Methods of retrieving MAC address

Remote Shutdown supports four methods of retrieving MAC addresses from remote Machines. The methods to be used should be specified on the MAC Address Scan preference page. Each method has its pros and cons and is described in detail below.

Neighbor Discovery

ARP (Address Resolution Protocol) is used to identify the MAC address associated with a certain IP address. If a machine has a packet bound for another IP on a locally connected Ethernet network, it  sends a broadcast Ethernet frame containing an ARP request to the Ethernet. That packet will be received by all machines with the same Ethernet broadcast address. If a machine receiving the ARP request hosts the requested IP, it will respond with the link layer address, at which it will receive packets for that IP address. Once the requester receives the response packet, it will start associating the MAC address with the respective IP address. That information is stored in the ARP cache, which is available on individual network adapters as well as on IP routers.

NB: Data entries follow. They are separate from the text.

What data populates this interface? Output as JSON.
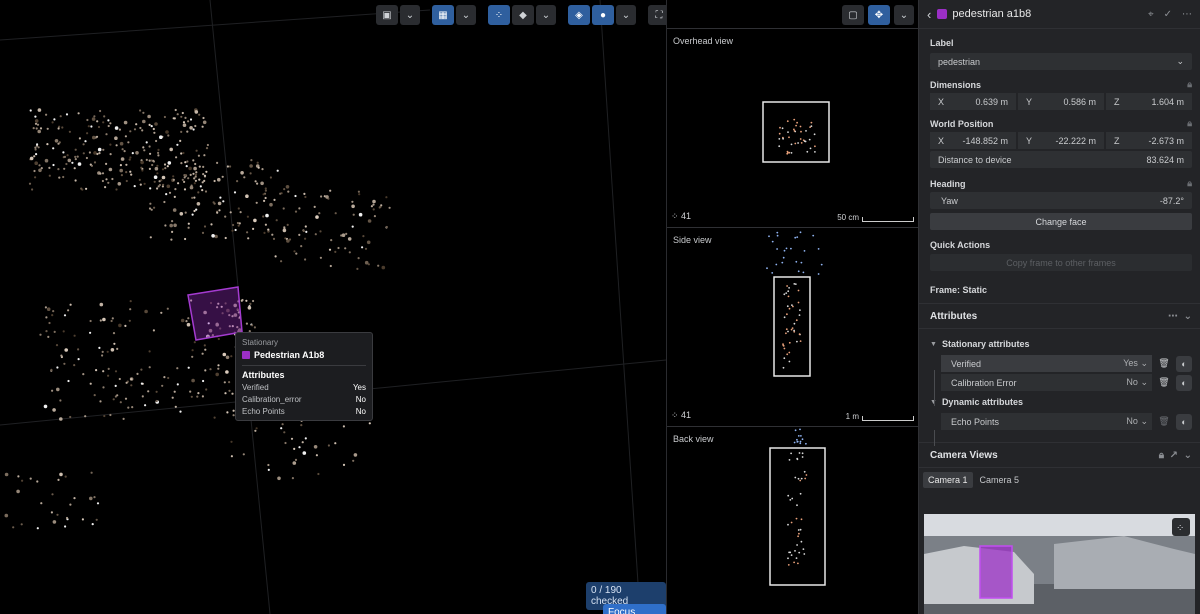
{
  "toolbar": {
    "left_icons": [
      "camera-icon",
      "chevron-down-icon",
      "layout-icon",
      "chevron-down-icon",
      "points-icon",
      "tag-icon",
      "chevron-down-icon",
      "layers-icon",
      "circle-icon",
      "chevron-down-icon",
      "fullscreen-icon"
    ],
    "views_icons": [
      "frame-icon",
      "move-icon",
      "chevron-down-icon"
    ]
  },
  "viewport": {
    "checked_label": "0 / 190 checked",
    "focus_label": "Focus mode"
  },
  "tooltip": {
    "status": "Stationary",
    "title": "Pedestrian A1b8",
    "section": "Attributes",
    "rows": [
      {
        "key": "Verified",
        "value": "Yes"
      },
      {
        "key": "Calibration_error",
        "value": "No"
      },
      {
        "key": "Echo Points",
        "value": "No"
      }
    ]
  },
  "views": [
    {
      "title": "Overhead view",
      "count": "41",
      "scale": "50 cm"
    },
    {
      "title": "Side view",
      "count": "41",
      "scale": "1 m"
    },
    {
      "title": "Back view",
      "count": "41",
      "scale": ""
    }
  ],
  "panel": {
    "title": "pedestrian a1b8",
    "label": {
      "title": "Label",
      "value": "pedestrian"
    },
    "dimensions": {
      "title": "Dimensions",
      "x": "0.639 m",
      "y": "0.586 m",
      "z": "1.604 m"
    },
    "world_position": {
      "title": "World Position",
      "x": "-148.852 m",
      "y": "-22.222 m",
      "z": "-2.673 m",
      "distance_label": "Distance to device",
      "distance_value": "83.624 m"
    },
    "heading": {
      "title": "Heading",
      "yaw_label": "Yaw",
      "yaw_value": "-87.2°",
      "change_face": "Change face"
    },
    "quick_actions": {
      "title": "Quick Actions",
      "copy_label": "Copy frame to other frames"
    },
    "frame_label": "Frame: Static",
    "attributes": {
      "title": "Attributes",
      "stationary_title": "Stationary attributes",
      "dynamic_title": "Dynamic attributes",
      "stationary": [
        {
          "name": "Verified",
          "value": "Yes"
        },
        {
          "name": "Calibration Error",
          "value": "No"
        }
      ],
      "dynamic": [
        {
          "name": "Echo Points",
          "value": "No"
        }
      ]
    },
    "camera_views": {
      "title": "Camera Views",
      "tabs": [
        "Camera 1",
        "Camera 5"
      ]
    }
  },
  "colors": {
    "accent": "#2f6fc9",
    "object": "#9b2fc6",
    "panel_bg": "#232427"
  }
}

Info

The Neighbor Discovery method can retrieve MAC addresses only for the Machines located in the same subnet as the Remote Shutdown hosting Machine.

NetBIOS

NetBIOS (Network Basic Input/Output System) provides services related to the session layer of the OSI model allowing applications on separate computers to communicate over a local area network.

WinAPI

Windows API is Microsoft's core set of application programming interfaces (APIs) available in the Microsoft Windows operating systems.

WMI

Windows Management Instrumentation (WMI) is a set of extensions to the Windows Driver Model that form an operating system interface through which instrumented components provide information and notification. WMI is used to access and manage data on remote computers. Remote connections in WMI are affected by Windows Firewall and Distributed Component Object Model (DCOM) settings. Windows Firewall is enabled by default and set to block any data requests from remote Machines and callbacks resulting from asynchronous calls. The firewall and DCOM settings must be configured to allow such connections. For Windows Vista and later OS, it is also required to configure User Account Control (UAC).

Warning

Changing DCOM settings may allow remote access to the Machine for low-rights users. Refer to the Setting DCOM Security to Allow a User to Access a Computer Remotely document for the instructions on DCOM security configuration.

Methods comparison

Method

Advantages

Disadvantages

Neighbor Discovery

High processing speed. Administrative privileges on remote Machines are not required.

Ability to process Machines only within a local subnet.

NetBIOS

High processing speed. Administrative privileges on remote Machines are not required.

Ability to process Machines only within a single physical network. Requires that the NetBIOS protocol should be enabled.

WinAPI

Ability to process any kind of Machine regardless of its location.

Lower processing speed compared to other methods. Requires administrative privileges on remote Machines.

WMI

Ability to process any kind of Machine regardless of its location.

Requires administrative privileges on remote Machines. Turned off by default on most Machines.